“The decision to set Black Ice in Donegal was inspired by both the connection that the county has to cars - not just the more thrill-seeking side, but also the widespread passion that is to be found for cars in the county. I’m thinking about the Donegal Rally and the way that young men in particular are to be found spending hours under cars fixing them up and modifying the mass produced into something more individualised.”
While ‘Black Ice’ is set in the world of street racing, Jason says it’s a lot more than “just a car film”.
“It’s got a lot of heart as well. I think the film will absolutely have universal appeal, even though there are probably little bits that will resonate especially with people in Donegal.
“The film is really about a first love, about Alice, what happens to her and how she deals with it.
“We are all very aware that a lot people have lost their lives and families have been destroyed because of the street racing culture. This film certainly doesn’t glamorise it. In fact, the tag line is ‘with black ice, you have no control’.
“The film also reflects the end of the Celtic Tiger and when that all fell apart. It’s very topical. ‘Black Ice’ is a film that operates on a lot of levels. You can go in with your popcorn and drink and just enjoy it but it’s more likely that the film will make you think.
“My character was often the moral compass for the group, the one who defused situations a lot. Even though he’s not the eldest, he would have been the one the others tended to look up to. It’s a great role.”
Jason’s back in London now. His next film projects are ‘Blacklist’ in London and ‘Nor the Moon by Night in Hawaii’.
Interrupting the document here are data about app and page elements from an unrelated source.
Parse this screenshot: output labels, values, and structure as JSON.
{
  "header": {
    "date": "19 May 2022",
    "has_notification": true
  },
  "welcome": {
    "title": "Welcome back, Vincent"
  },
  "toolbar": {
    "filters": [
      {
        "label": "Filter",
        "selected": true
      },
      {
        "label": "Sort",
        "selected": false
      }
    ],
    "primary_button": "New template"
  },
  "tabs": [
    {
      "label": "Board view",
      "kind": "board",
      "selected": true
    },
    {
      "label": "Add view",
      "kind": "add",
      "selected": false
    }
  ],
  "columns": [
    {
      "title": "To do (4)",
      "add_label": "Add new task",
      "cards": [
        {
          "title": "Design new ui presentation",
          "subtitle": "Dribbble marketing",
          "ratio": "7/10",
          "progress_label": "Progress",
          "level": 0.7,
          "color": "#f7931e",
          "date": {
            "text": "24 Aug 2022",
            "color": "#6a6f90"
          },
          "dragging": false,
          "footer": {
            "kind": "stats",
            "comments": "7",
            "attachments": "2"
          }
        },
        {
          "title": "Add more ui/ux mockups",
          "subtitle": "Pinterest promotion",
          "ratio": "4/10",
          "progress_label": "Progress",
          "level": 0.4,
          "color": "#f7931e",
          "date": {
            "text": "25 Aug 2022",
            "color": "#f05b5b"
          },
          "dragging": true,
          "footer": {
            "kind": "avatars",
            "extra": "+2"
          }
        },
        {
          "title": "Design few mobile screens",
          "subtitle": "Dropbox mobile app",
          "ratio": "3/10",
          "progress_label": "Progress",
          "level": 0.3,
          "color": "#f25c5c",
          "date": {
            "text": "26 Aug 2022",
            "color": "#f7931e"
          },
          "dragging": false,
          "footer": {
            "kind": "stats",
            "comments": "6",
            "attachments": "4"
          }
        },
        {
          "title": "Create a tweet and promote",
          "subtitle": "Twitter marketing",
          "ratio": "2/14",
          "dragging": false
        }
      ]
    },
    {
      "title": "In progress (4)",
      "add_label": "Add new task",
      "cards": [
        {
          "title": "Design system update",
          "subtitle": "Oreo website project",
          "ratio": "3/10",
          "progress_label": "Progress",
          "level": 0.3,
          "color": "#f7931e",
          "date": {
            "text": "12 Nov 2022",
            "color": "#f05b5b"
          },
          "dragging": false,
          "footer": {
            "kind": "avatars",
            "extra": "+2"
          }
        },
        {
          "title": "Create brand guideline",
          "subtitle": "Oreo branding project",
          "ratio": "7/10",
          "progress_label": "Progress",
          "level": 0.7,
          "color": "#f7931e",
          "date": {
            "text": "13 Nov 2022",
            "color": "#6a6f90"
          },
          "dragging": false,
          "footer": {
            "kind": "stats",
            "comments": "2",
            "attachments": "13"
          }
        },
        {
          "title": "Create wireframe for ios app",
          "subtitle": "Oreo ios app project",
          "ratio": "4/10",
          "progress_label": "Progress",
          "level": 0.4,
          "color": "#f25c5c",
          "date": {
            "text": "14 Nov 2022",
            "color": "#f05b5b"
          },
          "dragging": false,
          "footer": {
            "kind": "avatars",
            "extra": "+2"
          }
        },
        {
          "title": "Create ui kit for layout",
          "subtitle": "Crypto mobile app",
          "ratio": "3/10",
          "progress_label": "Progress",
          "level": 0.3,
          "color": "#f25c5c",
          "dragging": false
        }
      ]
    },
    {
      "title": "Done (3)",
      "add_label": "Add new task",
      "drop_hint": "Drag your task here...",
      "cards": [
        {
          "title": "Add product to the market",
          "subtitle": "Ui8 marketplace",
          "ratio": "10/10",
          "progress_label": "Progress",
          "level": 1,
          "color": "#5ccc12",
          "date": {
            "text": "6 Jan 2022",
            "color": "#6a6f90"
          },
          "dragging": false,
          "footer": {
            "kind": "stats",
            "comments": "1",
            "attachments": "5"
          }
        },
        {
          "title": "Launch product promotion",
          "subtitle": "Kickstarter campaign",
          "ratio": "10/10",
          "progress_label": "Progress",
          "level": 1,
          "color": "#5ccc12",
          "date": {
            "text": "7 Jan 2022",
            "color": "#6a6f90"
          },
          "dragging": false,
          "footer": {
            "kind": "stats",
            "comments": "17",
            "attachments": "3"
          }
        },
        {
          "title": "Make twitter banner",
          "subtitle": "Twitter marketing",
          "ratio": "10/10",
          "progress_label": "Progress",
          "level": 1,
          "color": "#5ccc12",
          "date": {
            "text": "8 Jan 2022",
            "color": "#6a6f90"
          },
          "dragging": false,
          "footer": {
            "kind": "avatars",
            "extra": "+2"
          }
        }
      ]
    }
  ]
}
He says his main ambition is do keep working on quality projects that he can be proud of. “When you watch a film or your favourite TV show, you can be taken away into another world, forget all about your problems be happy. I really believe that is important and I feel honoured that I can be a part of that.”